Outside of the Bible, itself, this may well be the single most important book I have ever read. I cannot urge people to read this book strongly enough. In fact, for any believer, or anyone who seeks to understand the Scriptures on their own terms, this book should be mandatory reading. I consider it to be that important. If you have not read it, buy a copy today, then make time to read it. It will be one of the most enlightening experiences you will ever have.
Now, there are many who strongly disagree with the argument put forth in this book. Some have gone so far as to call Dr. Heiser a heretic. All I can say to those people is that I disagree in the strongest of terms. I have read Dr, Heiser’s work — carefully. I have followed behind him, both in Scripture and his references. I have read the Scriptures many times. And I have applied my special talent for finding logical contradictions and inconsistencies to the whole process. I can say without any hesitation or reservation that Dr. Heiser has won me to his side. There is absolutely nothing inconsistent with the argument in this book and the Scriptures, themselves. In fact, it is quite the opposite: much of Scripture cannot be properly understood unless we read it from the world view described in:
4 thoughts on “The Unseen Realm, by Dr. Michael Heiser”
His arguments against Calvinism have been refuted several times over, so he could do well to stay in his lane in that regard — but The Unseen Realm is a very important book for our times. I came across it while reading “Giants: Sons Of The Gods” by David Van Dorn (another book in the same genre that I highly recommend). There are parts of the book I wouldn’t recommend or agree with, and I would encourage Christians to read with caution in some areas and practice discretion at times, but the crux of Heiser’s argument is hard to disagree with.
Hello, and thanks for the comment. I have not read any refutation of Heiser’s argument against Calvanism, but I don’t really need to do so. I would reject Calvanism, myself, and I would do so based on nothing but Scripture. One must have free will or Scripture is in conflict with itself. Since that cannot be, then we have free will — period! That said, I think Calvin’s dilema is that pre-destination of some sort is clearly in the Scriptures, so he assumed a false dilemma: that we either have free will or we do not. The catch is, logically, it is possible for all of us to have free will and yet, YHWH’s will be pre-destined. You see, it is a paradox, not a contradiction. The difference is, a contradiction cannot be resolved, but a paradox can be. This is why I tend to be sympathetic toward Heiser’s position on Calvanism.
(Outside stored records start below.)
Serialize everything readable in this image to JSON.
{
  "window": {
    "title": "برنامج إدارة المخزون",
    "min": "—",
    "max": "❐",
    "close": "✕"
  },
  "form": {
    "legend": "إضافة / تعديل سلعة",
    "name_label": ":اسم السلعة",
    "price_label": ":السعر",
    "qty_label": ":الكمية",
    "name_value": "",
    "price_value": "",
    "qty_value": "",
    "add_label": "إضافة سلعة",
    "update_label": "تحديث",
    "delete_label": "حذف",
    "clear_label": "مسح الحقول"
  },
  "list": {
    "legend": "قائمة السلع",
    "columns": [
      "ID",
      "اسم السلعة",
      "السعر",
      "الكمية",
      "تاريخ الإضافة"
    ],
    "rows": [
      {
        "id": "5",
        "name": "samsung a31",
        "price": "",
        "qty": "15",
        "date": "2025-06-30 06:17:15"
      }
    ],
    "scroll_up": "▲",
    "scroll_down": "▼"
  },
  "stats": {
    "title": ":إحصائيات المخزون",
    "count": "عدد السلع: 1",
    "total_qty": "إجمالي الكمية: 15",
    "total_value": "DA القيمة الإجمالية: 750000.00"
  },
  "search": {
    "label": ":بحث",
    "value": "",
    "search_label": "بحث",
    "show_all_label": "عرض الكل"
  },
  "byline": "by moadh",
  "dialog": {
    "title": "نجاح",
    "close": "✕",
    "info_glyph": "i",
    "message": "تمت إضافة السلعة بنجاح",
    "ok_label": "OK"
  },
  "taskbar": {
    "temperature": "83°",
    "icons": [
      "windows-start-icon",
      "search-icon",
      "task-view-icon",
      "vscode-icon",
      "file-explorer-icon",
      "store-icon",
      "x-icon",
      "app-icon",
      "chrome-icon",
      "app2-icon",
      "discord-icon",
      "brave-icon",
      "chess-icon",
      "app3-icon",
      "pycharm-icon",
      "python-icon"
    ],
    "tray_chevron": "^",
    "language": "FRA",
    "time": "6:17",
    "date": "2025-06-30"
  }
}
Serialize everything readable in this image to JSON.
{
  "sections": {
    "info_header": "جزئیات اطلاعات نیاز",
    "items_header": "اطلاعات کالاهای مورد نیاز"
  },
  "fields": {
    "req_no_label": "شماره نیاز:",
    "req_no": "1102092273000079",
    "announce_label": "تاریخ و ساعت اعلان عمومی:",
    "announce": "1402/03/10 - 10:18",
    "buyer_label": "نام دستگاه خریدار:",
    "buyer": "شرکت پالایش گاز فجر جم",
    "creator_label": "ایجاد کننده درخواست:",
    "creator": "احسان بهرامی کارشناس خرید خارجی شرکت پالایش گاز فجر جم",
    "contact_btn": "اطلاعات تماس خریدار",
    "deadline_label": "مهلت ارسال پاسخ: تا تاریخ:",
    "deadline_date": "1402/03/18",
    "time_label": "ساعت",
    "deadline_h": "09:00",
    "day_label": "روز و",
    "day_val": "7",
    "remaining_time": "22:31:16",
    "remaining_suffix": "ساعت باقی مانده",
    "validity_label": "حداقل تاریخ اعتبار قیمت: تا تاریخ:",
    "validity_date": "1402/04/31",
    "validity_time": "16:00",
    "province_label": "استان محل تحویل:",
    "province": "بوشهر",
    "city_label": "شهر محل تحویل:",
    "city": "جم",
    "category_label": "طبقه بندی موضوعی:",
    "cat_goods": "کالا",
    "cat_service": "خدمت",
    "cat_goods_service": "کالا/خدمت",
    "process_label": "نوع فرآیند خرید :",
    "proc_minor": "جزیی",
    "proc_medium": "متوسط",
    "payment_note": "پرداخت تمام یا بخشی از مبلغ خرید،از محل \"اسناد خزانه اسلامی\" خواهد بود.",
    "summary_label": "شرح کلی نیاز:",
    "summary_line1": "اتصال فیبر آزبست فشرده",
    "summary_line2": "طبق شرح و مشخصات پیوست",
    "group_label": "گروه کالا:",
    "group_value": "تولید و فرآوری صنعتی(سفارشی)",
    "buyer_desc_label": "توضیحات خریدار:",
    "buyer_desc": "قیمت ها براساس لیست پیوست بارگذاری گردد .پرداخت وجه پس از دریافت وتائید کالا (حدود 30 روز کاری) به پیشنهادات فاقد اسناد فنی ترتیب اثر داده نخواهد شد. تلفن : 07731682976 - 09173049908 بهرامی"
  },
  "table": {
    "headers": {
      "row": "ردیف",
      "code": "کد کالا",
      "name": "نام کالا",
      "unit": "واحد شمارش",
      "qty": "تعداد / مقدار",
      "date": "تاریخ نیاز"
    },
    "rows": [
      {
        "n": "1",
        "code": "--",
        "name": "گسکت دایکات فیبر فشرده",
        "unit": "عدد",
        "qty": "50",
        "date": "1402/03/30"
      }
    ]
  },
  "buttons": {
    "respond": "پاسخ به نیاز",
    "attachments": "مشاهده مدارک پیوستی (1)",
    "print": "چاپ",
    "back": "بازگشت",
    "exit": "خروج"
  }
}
Now, the next point I anticipate is that some may think I am arguing that we can place YHWH in debt to us by our actions. Again, I am not arguing this position, either. Those who think the only options are pre-destination or self-determinism are falling for another false dilemma. In reality, all we have is yet another paradox. The solution to this one is easy. All YHWH has to do before He ever creates a single thing is declare that anyone who chooses to accept His offer of grace will be saved and then, if we chose it, we are saved, but not by anything we did. Yes, we made a free will choice, but that choice would not place YHWH under any obligation. Rather, YHWH placed Himself under the obligation when He set the parameters in the first place. It is the same as when YHWH swears by Himself in making covenants in Scripture. Nothing promised to Abraham, was under Abraham’s control, but Abraham’s faithfulness to YHWH placed Abraham under the covenant YHWH swore to Himself. Abraham had free will, but his actions had no power over YHWH as it was YHWH Who set the conditions by which Abraham was blessed and saved.
Anyway, this is how I have come to understand these issues. No one is under any obligation to agree with me. I just hope I explained it well enough to be clearly and properly understood is all. 🙂